Whether you already have experience of dog ownership, are a new dog owner or are about to be a dog owner, then training your dog is one of the most important aspects you need to consider. Likewise if you currently have a dog with behavior problems, then dog training is essential.

However, knowing you need to train your dog and actually training your dog are two entirely different things. Just where do you start?

To successfully train your dog, you need to consider and understand some key facets of dog behaviour. Knowing and understanding these 5 facets will greatly improve your dog training.

1. The origins of dogs. Dogs are in essence descended from modern day wolves. While domestication has dampened or eliminated many traits, some key natural instincts still remain. Like wolves, dogs are pack animals. What does this mean?

Well, there are several traits that derive from being a pack animal. The important ones when it comes to training are dogs are naturally sociable, they are used to routine and they are used to a social structure (i.e. the famed alpha male).

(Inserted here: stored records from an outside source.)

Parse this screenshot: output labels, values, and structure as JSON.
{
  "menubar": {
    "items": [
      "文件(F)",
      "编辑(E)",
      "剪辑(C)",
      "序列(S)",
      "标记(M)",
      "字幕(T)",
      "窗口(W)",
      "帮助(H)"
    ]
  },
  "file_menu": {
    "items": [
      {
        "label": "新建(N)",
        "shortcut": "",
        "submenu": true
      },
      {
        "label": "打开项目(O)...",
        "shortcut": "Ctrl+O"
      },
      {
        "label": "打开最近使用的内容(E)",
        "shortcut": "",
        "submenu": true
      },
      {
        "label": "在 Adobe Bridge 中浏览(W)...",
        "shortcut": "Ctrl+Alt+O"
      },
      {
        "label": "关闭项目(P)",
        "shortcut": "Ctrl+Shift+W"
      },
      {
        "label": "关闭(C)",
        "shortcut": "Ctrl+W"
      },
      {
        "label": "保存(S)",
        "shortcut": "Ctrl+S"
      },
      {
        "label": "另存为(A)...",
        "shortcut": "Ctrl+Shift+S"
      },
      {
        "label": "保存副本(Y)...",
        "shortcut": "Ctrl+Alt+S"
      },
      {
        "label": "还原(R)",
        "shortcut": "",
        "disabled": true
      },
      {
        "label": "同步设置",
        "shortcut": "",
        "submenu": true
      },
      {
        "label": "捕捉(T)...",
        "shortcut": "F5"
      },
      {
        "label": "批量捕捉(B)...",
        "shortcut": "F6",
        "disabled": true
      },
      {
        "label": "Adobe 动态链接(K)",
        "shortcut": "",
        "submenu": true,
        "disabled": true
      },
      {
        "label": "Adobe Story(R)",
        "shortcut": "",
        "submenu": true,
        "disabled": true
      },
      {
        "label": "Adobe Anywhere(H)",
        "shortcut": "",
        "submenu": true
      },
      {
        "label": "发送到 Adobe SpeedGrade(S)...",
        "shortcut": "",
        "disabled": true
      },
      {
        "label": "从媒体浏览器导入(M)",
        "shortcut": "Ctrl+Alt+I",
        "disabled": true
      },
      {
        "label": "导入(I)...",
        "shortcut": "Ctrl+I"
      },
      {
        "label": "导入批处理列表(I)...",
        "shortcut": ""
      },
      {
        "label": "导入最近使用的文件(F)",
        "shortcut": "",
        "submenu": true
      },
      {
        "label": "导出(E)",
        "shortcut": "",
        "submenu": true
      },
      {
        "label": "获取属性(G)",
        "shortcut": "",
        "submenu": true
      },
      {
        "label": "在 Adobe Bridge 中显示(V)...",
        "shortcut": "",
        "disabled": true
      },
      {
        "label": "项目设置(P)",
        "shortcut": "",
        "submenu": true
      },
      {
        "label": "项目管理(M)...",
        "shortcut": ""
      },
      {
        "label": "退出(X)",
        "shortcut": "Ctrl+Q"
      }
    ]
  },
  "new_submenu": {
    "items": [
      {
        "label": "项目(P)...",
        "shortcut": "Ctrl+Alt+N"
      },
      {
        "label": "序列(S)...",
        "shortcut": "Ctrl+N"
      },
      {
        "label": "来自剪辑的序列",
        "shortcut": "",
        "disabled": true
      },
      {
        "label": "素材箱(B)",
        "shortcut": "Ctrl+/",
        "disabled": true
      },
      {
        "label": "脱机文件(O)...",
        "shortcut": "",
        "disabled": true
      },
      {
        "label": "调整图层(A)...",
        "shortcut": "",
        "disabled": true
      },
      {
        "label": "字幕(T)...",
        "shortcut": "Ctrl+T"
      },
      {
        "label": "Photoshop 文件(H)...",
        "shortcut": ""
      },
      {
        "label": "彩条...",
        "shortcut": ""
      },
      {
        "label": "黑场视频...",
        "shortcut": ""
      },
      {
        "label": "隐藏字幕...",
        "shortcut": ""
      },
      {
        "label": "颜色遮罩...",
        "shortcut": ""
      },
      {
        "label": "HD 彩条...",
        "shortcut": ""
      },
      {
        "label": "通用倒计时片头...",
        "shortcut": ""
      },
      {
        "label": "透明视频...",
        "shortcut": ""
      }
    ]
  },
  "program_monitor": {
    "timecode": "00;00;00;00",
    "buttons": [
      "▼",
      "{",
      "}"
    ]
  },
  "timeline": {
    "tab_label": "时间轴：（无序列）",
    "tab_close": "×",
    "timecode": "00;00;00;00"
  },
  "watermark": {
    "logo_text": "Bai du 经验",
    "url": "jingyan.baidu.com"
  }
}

As sociable animals dogs thrive on the interaction with other dogs. A dog does not consider you as a human but rather a funny looking dog. Therefore, dogs thrive on the interaction with you. Just like a wild wolf, rejected by the pack, if you starve a dog of this interaction, they will become unhappy and very agitated.

When it comes to training, you can use this to reward or punish your dog. Interacting with your dog (e.g. patting, encouraging/excited talk, etc) can be as much of a reward as treats of food. Similarly, ignoring your dog (e.g. turning your back, stern talk, putting them in another room, etc) can be a harsh punishment for a dog. Its definitely better than smacking them.

As with all animals (including humans), dogs thrive on routine. If they know what and when they are likely to be doing certain things, then they are relaxed and comfortable. They know what to expect and are not confused by ever changing circumstances.

Training should also stick to a routine. Decide when the best time of the day is best for you to train your dog and stick by that time as rigidly as possible. Your dog will soon get into a routine of expecting to be trained at say 3pm every day and will be prepared for when training time comes. If your dog is ready and expecting to be trained, then it goes without saying that they will actually train better.

Within a pack there is always the alpha male. The dog that leads the pack, protects the pack and ultimately ensures the pack is fed and survives. As mentioned, a dog sees you as a funny looking dog and not a human. To be a good dog owner you absolutely need to be the alpha male. How many nature programs have you seen where the alpha male is being challenged by one of the other would be alpha males? Likewise, your dog will be challenging you to be the alpha male – this is a natural instinct for them.

You must establish yourself as the alpha male from the beginning. Providing food, interaction, punishing bad behaviour, body and vocal language all go towards asserting yourself as the alpha male. If your dog does not consider you as the alpha male, then they will not listen or act on your training instructions.

2. A dog’s memory. We all know that goldfish have short memories. However, you may be surprised to know that dogs also have short retention memories. If you could tell your dog something, it is likely that by the next day or a few hours later, they will have forgotten. On the other had (or paw) dogs do have incredibly good associated memory. This basically means that if your dog can associated something with what you tell it then it will likely remember what you told it for years to come.

For example if you told your dog (assuming you could speak doggy language) that the chocolate biscuits were in the cupboard your dog would probably forget this within a few hours. However, if you showed your dog where the chocolate biscuits were, repeating the words ‘chocolate biscuits’, every time you said ‘chocolate biscuits’ it would probably go straight to the cupboard. It may also search the cupboard every few hours for the rest of its life looking for the chocolate biscuits but that’s not the point.

Therefore, when training your dog you need to associate the training topic with something. For example: if you are teaching your dog to sit. If you associate the word ‘sit’ by getting your dog to physically sit and then giving them a reward. Repeat this a few times and soon your dog will associate your command ‘sit’ with it physically sitting and then getting a reward. The difficult bit is disassociating the reward – ask yourself why almost every dog will naturally sit when you have food in your hand?

3. Doggy language. Despite comments above, we cannot speak doggy language and dogs cannot speak our language. This is important when it comes to training. You have to choose words for commands that both you and your dog will remember. Be careful not to choose very common words or else your dog will be easily confused when this word keeps appearing within the middle of a sentence. A common word often used in training dogs is ‘come’. For this example, it may be better to use a slang version or combine ‘come here’ into a single short word.

The important thing is that when you decide on a word for a command to stick with it and be consistent, otherwise your dog will become confused.

I know it can be difficult, especially if you come home to your new TV pulled off the cabinet, to always use pre-selected words when talking to your dog. Your dog does not speak human language and will only know what those few words you have trained it with are (and the tone you have used). So if you start using other words or different tones your dog will not understand.

Advertisements